Ready To Rock
Ah, you're thinking: a One-Step LP makes any system sound better. True, but we're beyond all that because seasoned audiophiles who know their set-ups can audition a new component even with less regal pressings or recordings. Hence my decision to follow Monk with albums from The Runaways and Whitesnake.

Queens Of Noise [Sundazed/Modern Harmonic MH-8094] was The Runaways' second LP, and it realised all that their debut promised. While mainly inspired by the glam rock that emanated from the UK in the early-to-mid-1970s, honed by punk and referencing US ex-pat Suzi Quattro, The Runaways swiftly developed an identity powered in no small part by bad-ass rocker Joan Jett. It was here that the No8 showed its proficiency with transient speed and recovery, power and weight.
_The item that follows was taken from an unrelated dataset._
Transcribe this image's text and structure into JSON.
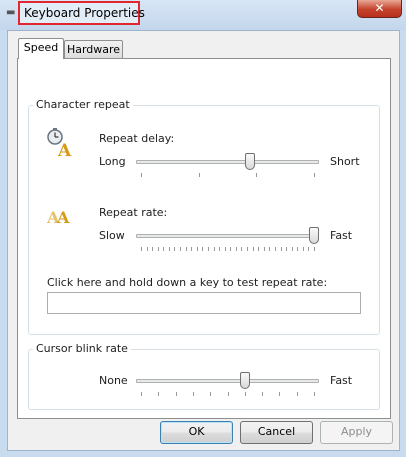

You can't get away from the screechiness of the vocals that marked the band's sound – street attitude, yadayadayada – but the near-militaristic drumming, the brightness (in a good way) that was characteristic of all of their heroes, from The Glitter Band to Adam & The Ants. It's all about in-your-face attack, and the EAT No8 has these grrrrls slapping you upside the head. As transcendent as the No8 is with subtle material like Monk, it knows how to rock. The only criticism is that it leans to the warm, which may be too much with, say, single-ended triode amps.

Whitesnake, of course, represents the heavy-metal-via-stadium, power ballad excess of the big hair bands, but only the churlish would deny their sense of majesty. The 30th anniversary reissue of Slip Of The Tongue [Rhino 5409784019029], though not their best, is a time capsule of the genre's overblown self-importance, like Prog Rock without the intellectual pretence. But that is to be a snob: this stuff can fill a room and have you reaching for your air guitar before you can say 'Cheap An' Nasty'.


Then again, this LP featured the magnificent Steve Vai, and guitar is what it's all about. The No8 seems to know this. Coverdale's singing, a paradigm of Plant/Tyler/Roth crotch-rock grandeur, comes through with all the macho swagger that contrasts so comically with the jail-bait insolence of The Runaways. Despite the meters barely flickering when the level is cranked up to 11, the No8 finds minuscule details in Whitesnake that other pick-ups would leave buried, like pirates' treasure beneath the sand.

Taste Of Luxury
How much will you love this? Like the No5, you'll probably be so charmed by it that you'll even pay the extra £100 for the optional deluxe wooden box. As was said about Mr Brier and the first Koetsu Urushis all those years ago, the No8 looks as beautiful as it sounds.

It is self-evidently an artisan product that narrows the gap between high-end audio and luxury objects per se. And you'll be excused for staring at the end of your tonearm for inordinate amounts of time once a Jo No8 arrives there.

Hi-Fi News Verdict
This makes two in a row for EAT, Jo No8 achieving at its price what the No5 did at £799 while adding subtle refinement in precisely the areas where the latter needs it. Aside from the bulk, which applies to both Jo MCs, this cartridge is a dream to set up, it's immediately captivating and so musical that I was distracted from my cache of tapes and the latest episode of Elementary. This is a future classic.

European Audio Team
Supplied by: Absolute Sounds Ltd
0208 971 3909